Inflammation in the joints and the wear and tear on the girds are the causes of arthritis. Pain and swelling in your joints are some early signs.

The disease begins.

An estimated 1 in 5 Americans over the age of 18 has arthritis in at least one joint, according to the Arthritis Foundation. Arthritis develops when the shock-absorbing cartilage that normally cushions your bone is not able to function normally. This can be due to a wearing down of the cartilage over the years or inflammation in the joint.

The joint can swell if it is impaired. It can be difficult to walk, open jars, or do other everyday tasks if you have arthritis.

There are more than 100 different conditions of arthritis. Arthralgia is the first sign of arthritis and is the most common sign. This can feel like a burning sensation. If you have been gardening or walking up stairs, you will most likely start to experience pain after you have used the joint a lot.

Some people feel achy in the morning. People report achy feelings when it rains or the humidity changes.

Your joints may swell up as they become painful. Increased fluid in the joint causes swelling. Synovial fluid is a natural lubricant and cushion. You may have too much fluid in your joints due to arthritis. The swelling can make you feel unwell.

Osteoarthritis is a type of arthritis that usually affects larger, weight-bearing joints, such as:

  • The hips are not straight.
  • The knees.
  • Lower back.

It can affect the joints.

  • The neck is tight.
  • The fingers of the person.
  • Toes.

“Only one joint may be affected. If you haven’t used the arthritic joints in your knee for a while, they feel sore and stiff. It can take a few minutes for your joints to get moving after you wake up.”
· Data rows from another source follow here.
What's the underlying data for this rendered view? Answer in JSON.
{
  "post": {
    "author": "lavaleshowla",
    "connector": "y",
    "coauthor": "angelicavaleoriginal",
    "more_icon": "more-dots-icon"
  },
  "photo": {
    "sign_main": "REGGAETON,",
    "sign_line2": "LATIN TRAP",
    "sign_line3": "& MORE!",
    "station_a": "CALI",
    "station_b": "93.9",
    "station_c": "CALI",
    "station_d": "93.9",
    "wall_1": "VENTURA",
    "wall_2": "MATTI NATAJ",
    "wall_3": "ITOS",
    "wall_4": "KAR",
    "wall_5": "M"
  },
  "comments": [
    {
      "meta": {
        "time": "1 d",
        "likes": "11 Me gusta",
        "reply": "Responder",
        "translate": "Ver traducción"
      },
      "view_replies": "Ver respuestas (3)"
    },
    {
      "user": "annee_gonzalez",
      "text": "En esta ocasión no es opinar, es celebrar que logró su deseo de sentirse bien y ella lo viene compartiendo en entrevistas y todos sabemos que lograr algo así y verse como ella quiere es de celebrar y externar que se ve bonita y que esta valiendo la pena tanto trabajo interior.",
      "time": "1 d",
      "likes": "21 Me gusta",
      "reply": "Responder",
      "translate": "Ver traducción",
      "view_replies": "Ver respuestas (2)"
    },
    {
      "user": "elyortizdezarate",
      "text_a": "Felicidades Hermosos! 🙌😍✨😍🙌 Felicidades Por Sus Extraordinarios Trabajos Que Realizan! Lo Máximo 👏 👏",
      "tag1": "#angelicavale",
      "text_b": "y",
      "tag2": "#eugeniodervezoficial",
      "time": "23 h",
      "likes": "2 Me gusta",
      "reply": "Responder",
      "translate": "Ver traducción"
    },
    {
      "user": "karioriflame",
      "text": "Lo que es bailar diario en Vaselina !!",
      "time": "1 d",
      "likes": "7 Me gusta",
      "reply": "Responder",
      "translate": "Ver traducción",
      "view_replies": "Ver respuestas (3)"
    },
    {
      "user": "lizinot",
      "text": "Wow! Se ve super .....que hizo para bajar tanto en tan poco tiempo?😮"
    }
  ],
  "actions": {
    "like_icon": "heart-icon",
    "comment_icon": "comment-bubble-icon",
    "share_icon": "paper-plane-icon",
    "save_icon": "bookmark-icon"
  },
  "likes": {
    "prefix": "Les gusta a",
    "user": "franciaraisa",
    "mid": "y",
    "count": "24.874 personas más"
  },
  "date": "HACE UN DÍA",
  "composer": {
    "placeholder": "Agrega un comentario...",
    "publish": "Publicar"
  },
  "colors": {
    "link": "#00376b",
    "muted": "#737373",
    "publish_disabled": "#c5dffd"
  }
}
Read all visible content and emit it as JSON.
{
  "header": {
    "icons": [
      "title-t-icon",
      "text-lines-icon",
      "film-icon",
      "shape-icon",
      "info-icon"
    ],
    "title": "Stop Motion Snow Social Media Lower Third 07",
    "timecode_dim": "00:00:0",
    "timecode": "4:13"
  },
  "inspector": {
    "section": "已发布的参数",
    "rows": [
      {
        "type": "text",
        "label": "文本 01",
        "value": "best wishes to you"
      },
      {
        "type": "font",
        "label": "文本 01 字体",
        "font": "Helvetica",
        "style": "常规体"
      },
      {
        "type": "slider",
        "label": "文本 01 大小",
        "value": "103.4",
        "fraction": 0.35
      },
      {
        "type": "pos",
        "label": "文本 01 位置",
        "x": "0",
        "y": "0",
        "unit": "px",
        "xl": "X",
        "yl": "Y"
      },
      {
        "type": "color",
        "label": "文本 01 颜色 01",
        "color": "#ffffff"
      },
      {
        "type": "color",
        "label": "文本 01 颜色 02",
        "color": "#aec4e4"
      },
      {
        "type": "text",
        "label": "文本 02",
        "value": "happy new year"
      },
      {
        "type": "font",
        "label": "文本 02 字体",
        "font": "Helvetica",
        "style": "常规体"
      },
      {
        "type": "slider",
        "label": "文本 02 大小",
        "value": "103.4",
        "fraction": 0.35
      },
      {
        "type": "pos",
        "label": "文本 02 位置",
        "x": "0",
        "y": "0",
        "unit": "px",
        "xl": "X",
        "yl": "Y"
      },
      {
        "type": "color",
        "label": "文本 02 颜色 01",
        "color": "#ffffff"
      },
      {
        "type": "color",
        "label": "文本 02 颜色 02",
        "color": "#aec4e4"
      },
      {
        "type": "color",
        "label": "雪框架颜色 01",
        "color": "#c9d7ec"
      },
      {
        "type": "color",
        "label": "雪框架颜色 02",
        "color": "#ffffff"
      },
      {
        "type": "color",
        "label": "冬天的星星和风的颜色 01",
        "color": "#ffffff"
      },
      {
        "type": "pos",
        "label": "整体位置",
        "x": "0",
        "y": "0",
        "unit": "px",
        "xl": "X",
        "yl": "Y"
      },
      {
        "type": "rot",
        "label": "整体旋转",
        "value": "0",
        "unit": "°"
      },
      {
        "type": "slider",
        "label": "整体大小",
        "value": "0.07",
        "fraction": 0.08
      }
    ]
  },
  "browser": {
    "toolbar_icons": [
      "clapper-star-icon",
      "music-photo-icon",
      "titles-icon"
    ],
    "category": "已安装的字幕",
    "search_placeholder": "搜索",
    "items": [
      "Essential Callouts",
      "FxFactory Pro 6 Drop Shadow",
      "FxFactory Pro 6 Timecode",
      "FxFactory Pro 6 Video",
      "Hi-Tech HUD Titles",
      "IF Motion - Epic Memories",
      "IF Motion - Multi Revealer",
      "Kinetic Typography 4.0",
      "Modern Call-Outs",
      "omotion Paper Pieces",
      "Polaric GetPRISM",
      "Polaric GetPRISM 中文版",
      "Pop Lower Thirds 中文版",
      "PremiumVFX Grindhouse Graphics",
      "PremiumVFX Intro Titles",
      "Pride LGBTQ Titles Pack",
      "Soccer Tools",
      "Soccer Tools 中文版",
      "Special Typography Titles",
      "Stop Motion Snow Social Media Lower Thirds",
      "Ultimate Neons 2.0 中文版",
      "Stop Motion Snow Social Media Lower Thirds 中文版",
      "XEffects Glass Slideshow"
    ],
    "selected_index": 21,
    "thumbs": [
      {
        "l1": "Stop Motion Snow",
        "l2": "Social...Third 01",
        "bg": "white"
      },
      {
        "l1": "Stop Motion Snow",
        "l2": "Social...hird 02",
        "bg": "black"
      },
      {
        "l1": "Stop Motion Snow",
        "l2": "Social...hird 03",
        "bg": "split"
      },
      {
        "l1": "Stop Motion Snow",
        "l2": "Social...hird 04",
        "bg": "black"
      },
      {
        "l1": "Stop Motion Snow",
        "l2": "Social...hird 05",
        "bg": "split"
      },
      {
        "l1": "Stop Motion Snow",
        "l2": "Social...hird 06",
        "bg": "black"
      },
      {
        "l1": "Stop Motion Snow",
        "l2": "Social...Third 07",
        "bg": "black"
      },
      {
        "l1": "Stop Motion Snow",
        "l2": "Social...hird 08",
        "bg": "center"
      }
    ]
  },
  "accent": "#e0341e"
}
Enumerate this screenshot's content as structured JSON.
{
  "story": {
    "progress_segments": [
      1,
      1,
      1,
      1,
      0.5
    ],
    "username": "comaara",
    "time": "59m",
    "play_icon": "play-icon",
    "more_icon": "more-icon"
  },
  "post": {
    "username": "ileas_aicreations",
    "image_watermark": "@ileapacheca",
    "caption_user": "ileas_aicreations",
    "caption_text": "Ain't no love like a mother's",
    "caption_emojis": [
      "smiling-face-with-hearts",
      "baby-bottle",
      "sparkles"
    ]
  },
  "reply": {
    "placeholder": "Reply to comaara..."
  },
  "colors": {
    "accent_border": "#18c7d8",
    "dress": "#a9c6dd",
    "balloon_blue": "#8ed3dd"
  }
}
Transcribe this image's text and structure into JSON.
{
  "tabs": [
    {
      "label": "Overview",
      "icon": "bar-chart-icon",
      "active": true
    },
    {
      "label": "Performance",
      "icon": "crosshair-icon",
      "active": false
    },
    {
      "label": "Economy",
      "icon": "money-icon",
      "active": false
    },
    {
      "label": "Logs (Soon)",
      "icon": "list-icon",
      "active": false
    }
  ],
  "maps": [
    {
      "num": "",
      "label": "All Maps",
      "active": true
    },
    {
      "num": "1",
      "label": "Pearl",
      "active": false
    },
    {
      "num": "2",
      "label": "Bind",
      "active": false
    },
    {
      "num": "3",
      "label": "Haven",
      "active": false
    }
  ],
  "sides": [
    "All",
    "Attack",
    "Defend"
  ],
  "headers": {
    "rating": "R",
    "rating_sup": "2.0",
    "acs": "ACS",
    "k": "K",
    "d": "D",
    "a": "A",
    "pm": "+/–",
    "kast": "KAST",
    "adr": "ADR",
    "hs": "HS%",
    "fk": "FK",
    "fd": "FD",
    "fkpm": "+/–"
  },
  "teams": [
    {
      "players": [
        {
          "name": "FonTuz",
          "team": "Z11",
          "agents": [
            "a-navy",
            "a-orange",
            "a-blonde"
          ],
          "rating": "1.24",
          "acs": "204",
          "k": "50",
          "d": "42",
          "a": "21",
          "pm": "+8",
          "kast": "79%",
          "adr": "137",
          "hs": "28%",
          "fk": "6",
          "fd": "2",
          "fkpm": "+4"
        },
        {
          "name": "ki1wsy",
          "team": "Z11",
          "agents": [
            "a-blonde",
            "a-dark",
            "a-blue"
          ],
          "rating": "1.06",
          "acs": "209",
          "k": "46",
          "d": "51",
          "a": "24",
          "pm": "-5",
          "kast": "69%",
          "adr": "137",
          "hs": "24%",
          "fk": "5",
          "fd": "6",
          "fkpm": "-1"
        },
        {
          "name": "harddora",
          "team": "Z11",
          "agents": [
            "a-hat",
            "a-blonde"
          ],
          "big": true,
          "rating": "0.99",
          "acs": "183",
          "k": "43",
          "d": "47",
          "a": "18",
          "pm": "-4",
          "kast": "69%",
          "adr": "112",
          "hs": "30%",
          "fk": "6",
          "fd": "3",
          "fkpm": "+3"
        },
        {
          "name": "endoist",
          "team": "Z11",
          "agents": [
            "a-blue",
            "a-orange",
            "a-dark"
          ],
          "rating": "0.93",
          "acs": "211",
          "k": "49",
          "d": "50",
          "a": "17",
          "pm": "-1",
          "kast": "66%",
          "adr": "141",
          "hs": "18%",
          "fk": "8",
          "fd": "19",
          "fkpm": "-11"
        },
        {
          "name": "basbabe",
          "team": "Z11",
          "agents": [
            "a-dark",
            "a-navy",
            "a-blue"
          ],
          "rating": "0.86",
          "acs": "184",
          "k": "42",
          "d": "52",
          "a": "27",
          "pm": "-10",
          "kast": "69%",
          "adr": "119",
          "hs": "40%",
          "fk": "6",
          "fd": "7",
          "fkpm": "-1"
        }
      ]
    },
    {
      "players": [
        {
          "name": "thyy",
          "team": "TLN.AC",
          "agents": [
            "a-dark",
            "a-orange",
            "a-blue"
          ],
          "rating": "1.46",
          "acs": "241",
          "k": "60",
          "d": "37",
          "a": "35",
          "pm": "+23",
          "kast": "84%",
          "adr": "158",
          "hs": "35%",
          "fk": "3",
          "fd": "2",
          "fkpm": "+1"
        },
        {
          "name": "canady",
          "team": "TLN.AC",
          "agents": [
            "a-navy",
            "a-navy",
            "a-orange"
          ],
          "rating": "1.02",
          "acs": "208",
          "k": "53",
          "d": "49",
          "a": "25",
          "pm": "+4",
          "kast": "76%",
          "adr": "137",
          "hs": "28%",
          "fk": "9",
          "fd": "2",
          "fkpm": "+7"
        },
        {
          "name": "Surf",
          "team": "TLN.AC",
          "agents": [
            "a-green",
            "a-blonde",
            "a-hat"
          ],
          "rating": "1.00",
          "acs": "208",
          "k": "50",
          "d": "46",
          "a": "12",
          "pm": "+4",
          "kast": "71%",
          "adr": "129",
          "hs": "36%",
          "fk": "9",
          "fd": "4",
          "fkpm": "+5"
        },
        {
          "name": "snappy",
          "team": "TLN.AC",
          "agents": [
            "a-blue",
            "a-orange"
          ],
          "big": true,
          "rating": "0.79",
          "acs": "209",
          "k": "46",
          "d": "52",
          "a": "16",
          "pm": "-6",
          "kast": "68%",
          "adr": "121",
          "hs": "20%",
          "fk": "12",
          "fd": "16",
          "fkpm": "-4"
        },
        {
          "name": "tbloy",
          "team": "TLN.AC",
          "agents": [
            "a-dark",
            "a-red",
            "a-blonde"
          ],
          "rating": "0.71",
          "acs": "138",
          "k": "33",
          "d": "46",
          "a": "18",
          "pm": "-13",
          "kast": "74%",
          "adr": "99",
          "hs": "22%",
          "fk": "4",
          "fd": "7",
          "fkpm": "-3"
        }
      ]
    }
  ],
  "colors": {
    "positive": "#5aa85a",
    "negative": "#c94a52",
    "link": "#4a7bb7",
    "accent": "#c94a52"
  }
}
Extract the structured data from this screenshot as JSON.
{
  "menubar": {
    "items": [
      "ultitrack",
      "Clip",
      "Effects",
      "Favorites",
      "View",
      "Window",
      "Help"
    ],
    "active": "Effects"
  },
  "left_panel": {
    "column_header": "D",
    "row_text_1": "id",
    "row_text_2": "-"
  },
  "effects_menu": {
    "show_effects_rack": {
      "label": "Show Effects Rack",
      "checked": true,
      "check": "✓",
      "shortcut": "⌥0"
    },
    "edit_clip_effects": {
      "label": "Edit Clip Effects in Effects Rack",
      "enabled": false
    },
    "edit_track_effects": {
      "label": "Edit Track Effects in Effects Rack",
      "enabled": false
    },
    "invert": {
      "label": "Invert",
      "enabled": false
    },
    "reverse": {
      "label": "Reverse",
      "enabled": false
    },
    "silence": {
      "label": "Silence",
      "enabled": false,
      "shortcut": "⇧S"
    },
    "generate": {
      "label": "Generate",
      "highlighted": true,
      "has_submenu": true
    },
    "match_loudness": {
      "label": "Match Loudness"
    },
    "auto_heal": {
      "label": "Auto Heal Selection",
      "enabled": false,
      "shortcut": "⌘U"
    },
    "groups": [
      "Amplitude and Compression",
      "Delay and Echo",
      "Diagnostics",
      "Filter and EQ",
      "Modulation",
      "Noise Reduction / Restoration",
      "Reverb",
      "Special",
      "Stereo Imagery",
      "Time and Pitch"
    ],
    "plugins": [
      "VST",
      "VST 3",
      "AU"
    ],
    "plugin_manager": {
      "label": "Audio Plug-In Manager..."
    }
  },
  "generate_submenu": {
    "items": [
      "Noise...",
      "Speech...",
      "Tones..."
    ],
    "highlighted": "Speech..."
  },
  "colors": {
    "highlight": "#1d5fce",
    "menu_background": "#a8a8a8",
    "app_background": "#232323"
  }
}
Rheumatoid arthritis also causes pain and swelling in the joints. Usually, the small joints of the The fingers of the person. and Toes. are affected first. The most common symptom is stiffness, and it takes a long time to get the joints moving, especially in the morning.

The disease is symmetrical, meaning that if your left index finger is swollen and painful, you will usually have the same symptoms in the right index finger.

Rheumatoid arthritis can affect the whole body.

Other non-joint symptoms can include:

  • The breath was very thin.
  • There is a high degree of fever.
  • There is chest pain.
  • Eye inflammation or dry eye.

Like rheumatoid arthritis, psoriatic arthritis is an autoimmune condition. That means instead of protecting your body from disease, the immune system turns against your body and attacks itself.

The condition can cause a variety of symptoms, including swollen joints, eye redness, and changes to the nails. Doctors refer to swelling of the finger or toe as “sausage-like.” This may help distinguish this condition from other types of arthritis.

Gout is a unique form of arthritis because it often attacks the large joint of the big toe. But it can also affect other joints, such as the ankle or knee. Gout flares are typically very intense pain in one joint, with redness and swelling.

People can get gout flares in the same joint or different joints. Gout flares can be prevented with medicines that relieve gout.

You may not even realize you have the condition if the symptoms come on slowly. You may feel a little tired or sore. It is important to see a doctor when you start to feel pain.

Over time, arthritis becomes a progressive disease. If you get treatment as soon as possible, you can prevent your joints from getting damaged permanently.

The Healthline FindCare tool can provide options in your area if you need help finding a primary care doctor or a rheumatologist.